* _The problem_: Retype all of the records precisely.

Entries from a dataset of interfaces:
____
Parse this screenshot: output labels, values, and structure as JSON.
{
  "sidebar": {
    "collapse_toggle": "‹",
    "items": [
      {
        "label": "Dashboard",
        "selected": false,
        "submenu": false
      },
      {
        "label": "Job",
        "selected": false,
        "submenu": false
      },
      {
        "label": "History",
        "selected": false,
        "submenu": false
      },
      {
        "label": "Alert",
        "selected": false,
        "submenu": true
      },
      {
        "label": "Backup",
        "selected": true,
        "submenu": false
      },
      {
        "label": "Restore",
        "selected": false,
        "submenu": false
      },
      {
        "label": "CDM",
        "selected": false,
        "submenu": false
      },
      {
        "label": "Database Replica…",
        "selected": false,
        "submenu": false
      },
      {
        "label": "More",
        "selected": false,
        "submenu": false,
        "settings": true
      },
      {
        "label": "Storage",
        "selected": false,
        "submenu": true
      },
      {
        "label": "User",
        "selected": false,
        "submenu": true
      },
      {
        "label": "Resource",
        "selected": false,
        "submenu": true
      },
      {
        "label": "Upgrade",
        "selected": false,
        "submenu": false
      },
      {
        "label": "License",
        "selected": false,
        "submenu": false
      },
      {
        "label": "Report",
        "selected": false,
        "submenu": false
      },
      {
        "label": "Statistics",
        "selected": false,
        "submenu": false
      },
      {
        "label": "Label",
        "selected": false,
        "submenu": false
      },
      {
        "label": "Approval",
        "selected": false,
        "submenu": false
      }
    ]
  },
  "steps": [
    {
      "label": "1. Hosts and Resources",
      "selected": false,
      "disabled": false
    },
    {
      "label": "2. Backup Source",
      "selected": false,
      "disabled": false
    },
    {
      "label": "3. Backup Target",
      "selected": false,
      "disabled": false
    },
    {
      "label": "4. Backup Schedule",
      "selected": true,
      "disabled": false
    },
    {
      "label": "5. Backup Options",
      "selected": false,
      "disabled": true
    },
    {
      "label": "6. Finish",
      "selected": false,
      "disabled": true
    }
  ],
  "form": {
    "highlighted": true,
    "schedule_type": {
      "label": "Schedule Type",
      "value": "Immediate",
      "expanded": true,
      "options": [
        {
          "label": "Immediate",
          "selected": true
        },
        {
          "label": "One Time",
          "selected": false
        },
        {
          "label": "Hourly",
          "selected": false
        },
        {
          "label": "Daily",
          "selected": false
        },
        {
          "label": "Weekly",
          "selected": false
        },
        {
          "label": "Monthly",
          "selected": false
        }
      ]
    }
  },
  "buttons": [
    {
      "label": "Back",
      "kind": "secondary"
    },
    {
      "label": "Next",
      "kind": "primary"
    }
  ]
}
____
* _Your solution_:
Parse this screenshot: output labels, values, and structure as JSON.
{
  "sidebar": {
    "collapse_toggle": "‹",
    "items": [
      {
        "label": "Dashboard",
        "selected": false,
        "submenu": false
      },
      {
        "label": "Job",
        "selected": false,
        "submenu": false
      },
      {
        "label": "History",
        "selected": false,
        "submenu": false
      },
      {
        "label": "Alert",
        "selected": false,
        "submenu": true
      },
      {
        "label": "Backup",
        "selected": true,
        "submenu": false
      },
      {
        "label": "Restore",
        "selected": false,
        "submenu": false
      },
      {
        "label": "CDM",
        "selected": false,
        "submenu": false
      },
      {
        "label": "Database Replica…",
        "selected": false,
        "submenu": false
      },
      {
        "label": "More",
        "selected": false,
        "submenu": false,
        "settings": true
      },
      {
        "label": "Storage",
        "selected": false,
        "submenu": true
      },
      {
        "label": "User",
        "selected": false,
        "submenu": true
      },
      {
        "label": "Resource",
        "selected": false,
        "submenu": true
      },
      {
        "label": "Upgrade",
        "selected": false,
        "submenu": false
      },
      {
        "label": "License",
        "selected": false,
        "submenu": false
      },
      {
        "label": "Report",
        "selected": false,
        "submenu": false
      },
      {
        "label": "Statistics",
        "selected": false,
        "submenu": false
      },
      {
        "label": "Label",
        "selected": false,
        "submenu": false
      },
      {
        "label": "Approval",
        "selected": false,
        "submenu": false
      }
    ]
  },
  "steps": [
    {
      "label": "1. Hosts and Resources",
      "selected": false,
      "disabled": false
    },
    {
      "label": "2. Backup Source",
      "selected": false,
      "disabled": false
    },
    {
      "label": "3. Backup Target",
      "selected": false,
      "disabled": false
    },
    {
      "label": "4. Backup Schedule",
      "selected": true,
      "disabled": false
    },
    {
      "label": "5. Backup Options",
      "selected": false,
      "disabled": true
    },
    {
      "label": "6. Finish",
      "selected": false,
      "disabled": true
    }
  ],
  "form": {
    "highlighted": true,
    "schedule_type": {
      "label": "Schedule Type",
      "value": "Immediate",
      "expanded": true,
      "options": [
        {
          "label": "Immediate",
          "selected": true
        },
        {
          "label": "One Time",
          "selected": false
        },
        {
          "label": "Hourly",
          "selected": false
        },
        {
          "label": "Daily",
          "selected": false
        },
        {
          "label": "Weekly",
          "selected": false
        },
        {
          "label": "Monthly",
          "selected": false
        }
      ]
    }
  },
  "buttons": [
    {
      "label": "Back",
      "kind": "secondary"
    },
    {
      "label": "Next",
      "kind": "primary"
    }
  ]
}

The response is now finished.